§ TASK INSTRUCTIONS: Each line of the records below that contains "scope" needs to be copied.

(Records from a collection)
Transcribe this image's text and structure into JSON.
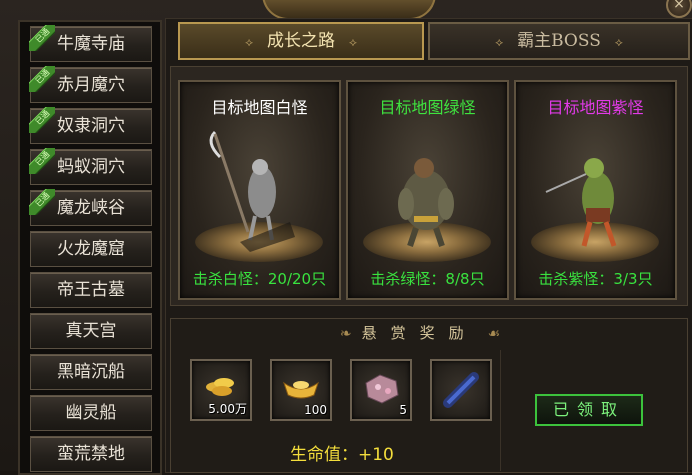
{
  "window": {
    "close_label": "×"
  },
  "sidebar": {
    "badge_label": "已通",
    "items": [
      {
        "label": "牛魔寺庙",
        "completed": true
      },
      {
        "label": "赤月魔穴",
        "completed": true
      },
      {
        "label": "奴隶洞穴",
        "completed": true
      },
      {
        "label": "蚂蚁洞穴",
        "completed": true
      },
      {
        "label": "魔龙峡谷",
        "completed": true
      },
      {
        "label": "火龙魔窟",
        "completed": false
      },
      {
        "label": "帝王古墓",
        "completed": false
      },
      {
        "label": "真天宫",
        "completed": false
      },
      {
        "label": "黑暗沉船",
        "completed": false
      },
      {
        "label": "幽灵船",
        "completed": false
      },
      {
        "label": "蛮荒禁地",
        "completed": false
      }
    ]
  },
  "tabs": [
    {
      "label": "成长之路",
      "active": true
    },
    {
      "label": "霸主BOSS",
      "active": false
    }
  ],
  "targets": [
    {
      "title": "目标地图白怪",
      "title_color": "#ffffff",
      "kill_text": "击杀白怪：20/20只",
      "kills": 20,
      "kills_required": 20,
      "monster": "reaper-icon"
    },
    {
      "title": "目标地图绿怪",
      "title_color": "#3fe23f",
      "kill_text": "击杀绿怪：8/8只",
      "kills": 8,
      "kills_required": 8,
      "monster": "ogre-icon"
    },
    {
      "title": "目标地图紫怪",
      "title_color": "#e23ae8",
      "kill_text": "击杀紫怪：3/3只",
      "kills": 3,
      "kills_required": 3,
      "monster": "orc-icon"
    }
  ],
  "reward": {
    "title": "悬赏奖励",
    "items": [
      {
        "icon": "gold-coins-icon",
        "count": "5.00万"
      },
      {
        "icon": "gold-ingot-icon",
        "count": "100"
      },
      {
        "icon": "gem-ore-icon",
        "count": "5"
      },
      {
        "icon": "scroll-icon",
        "count": ""
      }
    ],
    "hp_text": "生命值：+10",
    "claim_label": "已领取"
  }
}
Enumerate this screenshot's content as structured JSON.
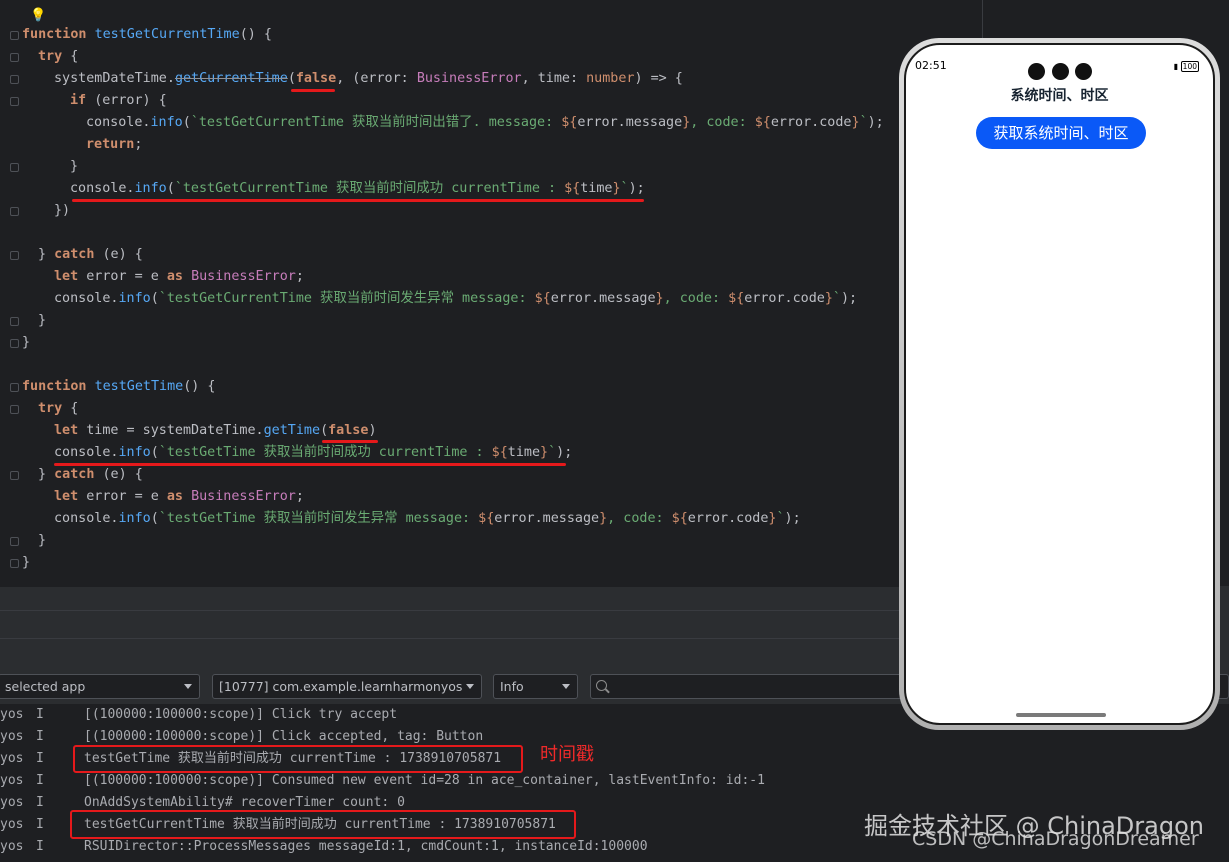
{
  "editor": {
    "lines": [
      {
        "indent": 0,
        "tokens": [
          [
            "kw",
            "function "
          ],
          [
            "fn",
            "testGetCurrentTime"
          ],
          [
            "nm",
            "() {"
          ]
        ]
      },
      {
        "indent": 1,
        "tokens": [
          [
            "kw",
            "try "
          ],
          [
            "nm",
            "{"
          ]
        ]
      },
      {
        "indent": 2,
        "tokens": [
          [
            "nm",
            "systemDateTime."
          ],
          [
            "fn-strike",
            "getCurrentTime"
          ],
          [
            "nm",
            "("
          ],
          [
            "bool",
            "false"
          ],
          [
            "nm",
            ", (error: "
          ],
          [
            "ty",
            "BusinessError"
          ],
          [
            "nm",
            ", time: "
          ],
          [
            "tyo",
            "number"
          ],
          [
            "nm",
            ") => {"
          ]
        ]
      },
      {
        "indent": 3,
        "tokens": [
          [
            "kw",
            "if "
          ],
          [
            "nm",
            "(error) {"
          ]
        ]
      },
      {
        "indent": 4,
        "tokens": [
          [
            "nm",
            "console."
          ],
          [
            "fn",
            "info"
          ],
          [
            "nm",
            "("
          ],
          [
            "str",
            "`testGetCurrentTime 获取当前时间出错了. message: "
          ],
          [
            "tpl",
            "${"
          ],
          [
            "nm",
            "error.message"
          ],
          [
            "tpl",
            "}"
          ],
          [
            "str",
            ", code: "
          ],
          [
            "tpl",
            "${"
          ],
          [
            "nm",
            "error.code"
          ],
          [
            "tpl",
            "}"
          ],
          [
            "str",
            "`"
          ],
          [
            "nm",
            ");"
          ]
        ]
      },
      {
        "indent": 4,
        "tokens": [
          [
            "kw",
            "return"
          ],
          [
            "nm",
            ";"
          ]
        ]
      },
      {
        "indent": 3,
        "tokens": [
          [
            "nm",
            "}"
          ]
        ]
      },
      {
        "indent": 3,
        "tokens": [
          [
            "nm",
            "console."
          ],
          [
            "fn",
            "info"
          ],
          [
            "nm",
            "("
          ],
          [
            "str",
            "`testGetCurrentTime 获取当前时间成功 currentTime : "
          ],
          [
            "tpl",
            "${"
          ],
          [
            "nm",
            "time"
          ],
          [
            "tpl",
            "}"
          ],
          [
            "str",
            "`"
          ],
          [
            "nm",
            ");"
          ]
        ]
      },
      {
        "indent": 2,
        "tokens": [
          [
            "nm",
            "})"
          ]
        ]
      },
      {
        "indent": 0,
        "tokens": []
      },
      {
        "indent": 1,
        "tokens": [
          [
            "nm",
            "} "
          ],
          [
            "kw",
            "catch "
          ],
          [
            "nm",
            "(e) {"
          ]
        ]
      },
      {
        "indent": 2,
        "tokens": [
          [
            "kw",
            "let "
          ],
          [
            "nm",
            "error = e "
          ],
          [
            "kw",
            "as "
          ],
          [
            "ty",
            "BusinessError"
          ],
          [
            "nm",
            ";"
          ]
        ]
      },
      {
        "indent": 2,
        "tokens": [
          [
            "nm",
            "console."
          ],
          [
            "fn",
            "info"
          ],
          [
            "nm",
            "("
          ],
          [
            "str",
            "`testGetCurrentTime 获取当前时间发生异常 message: "
          ],
          [
            "tpl",
            "${"
          ],
          [
            "nm",
            "error.message"
          ],
          [
            "tpl",
            "}"
          ],
          [
            "str",
            ", code: "
          ],
          [
            "tpl",
            "${"
          ],
          [
            "nm",
            "error.code"
          ],
          [
            "tpl",
            "}"
          ],
          [
            "str",
            "`"
          ],
          [
            "nm",
            ");"
          ]
        ]
      },
      {
        "indent": 1,
        "tokens": [
          [
            "nm",
            "}"
          ]
        ]
      },
      {
        "indent": 0,
        "tokens": [
          [
            "nm",
            "}"
          ]
        ]
      },
      {
        "indent": 0,
        "tokens": []
      },
      {
        "indent": 0,
        "tokens": [
          [
            "kw",
            "function "
          ],
          [
            "fn",
            "testGetTime"
          ],
          [
            "nm",
            "() {"
          ]
        ]
      },
      {
        "indent": 1,
        "tokens": [
          [
            "kw",
            "try "
          ],
          [
            "nm",
            "{"
          ]
        ]
      },
      {
        "indent": 2,
        "tokens": [
          [
            "kw",
            "let "
          ],
          [
            "nm",
            "time = systemDateTime."
          ],
          [
            "fn",
            "getTime"
          ],
          [
            "nm",
            "("
          ],
          [
            "bool",
            "false"
          ],
          [
            "nm",
            ")"
          ]
        ]
      },
      {
        "indent": 2,
        "tokens": [
          [
            "nm",
            "console."
          ],
          [
            "fn",
            "info"
          ],
          [
            "nm",
            "("
          ],
          [
            "str",
            "`testGetTime 获取当前时间成功 currentTime : "
          ],
          [
            "tpl",
            "${"
          ],
          [
            "nm",
            "time"
          ],
          [
            "tpl",
            "}"
          ],
          [
            "str",
            "`"
          ],
          [
            "nm",
            ");"
          ]
        ]
      },
      {
        "indent": 1,
        "tokens": [
          [
            "nm",
            "} "
          ],
          [
            "kw",
            "catch "
          ],
          [
            "nm",
            "(e) {"
          ]
        ]
      },
      {
        "indent": 2,
        "tokens": [
          [
            "kw",
            "let "
          ],
          [
            "nm",
            "error = e "
          ],
          [
            "kw",
            "as "
          ],
          [
            "ty",
            "BusinessError"
          ],
          [
            "nm",
            ";"
          ]
        ]
      },
      {
        "indent": 2,
        "tokens": [
          [
            "nm",
            "console."
          ],
          [
            "fn",
            "info"
          ],
          [
            "nm",
            "("
          ],
          [
            "str",
            "`testGetTime 获取当前时间发生异常 message: "
          ],
          [
            "tpl",
            "${"
          ],
          [
            "nm",
            "error.message"
          ],
          [
            "tpl",
            "}"
          ],
          [
            "str",
            ", code: "
          ],
          [
            "tpl",
            "${"
          ],
          [
            "nm",
            "error.code"
          ],
          [
            "tpl",
            "}"
          ],
          [
            "str",
            "`"
          ],
          [
            "nm",
            ");"
          ]
        ]
      },
      {
        "indent": 1,
        "tokens": [
          [
            "nm",
            "}"
          ]
        ]
      },
      {
        "indent": 0,
        "tokens": [
          [
            "nm",
            "}"
          ]
        ]
      }
    ]
  },
  "log_toolbar": {
    "device_select": "selected app",
    "process_select": "[10777] com.example.learnharmonyos",
    "level_select": "Info",
    "search_placeholder": ""
  },
  "log": {
    "lines": [
      {
        "prefix": "yos",
        "level": "I",
        "msg": "[(100000:100000:scope)] Click try accept"
      },
      {
        "prefix": "yos",
        "level": "I",
        "msg": "[(100000:100000:scope)] Click accepted, tag: Button"
      },
      {
        "prefix": "yos",
        "level": "I",
        "msg": "testGetTime 获取当前时间成功 currentTime : 1738910705871"
      },
      {
        "prefix": "yos",
        "level": "I",
        "msg": "[(100000:100000:scope)] Consumed new event id=28 in ace_container, lastEventInfo: id:-1"
      },
      {
        "prefix": "yos",
        "level": "I",
        "msg": "OnAddSystemAbility# recoverTimer count: 0"
      },
      {
        "prefix": "yos",
        "level": "I",
        "msg": "testGetCurrentTime 获取当前时间成功 currentTime : 1738910705871"
      },
      {
        "prefix": "yos",
        "level": "I",
        "msg": "RSUIDirector::ProcessMessages messageId:1, cmdCount:1, instanceId:100000"
      }
    ],
    "annotation": "时间戳"
  },
  "phone": {
    "status_time": "02:51",
    "battery": "100",
    "title": "系统时间、时区",
    "button_label": "获取系统时间、时区"
  },
  "watermark": {
    "line1": "掘金技术社区 @ ChinaDragon",
    "line2": "CSDN @ChinaDragonDreamer"
  },
  "colors": {
    "annotation_red": "#e5191b",
    "button_blue": "#0a59f7"
  }
}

§ ANSWER SECTION:
        "msg": "[(100000:100000:scope)] Click try accept"
        "msg": "[(100000:100000:scope)] Click accepted, tag: Button"
        "msg": "[(100000:100000:scope)] Consumed new event id=28 in ace_container, lastEventInfo: id:-1"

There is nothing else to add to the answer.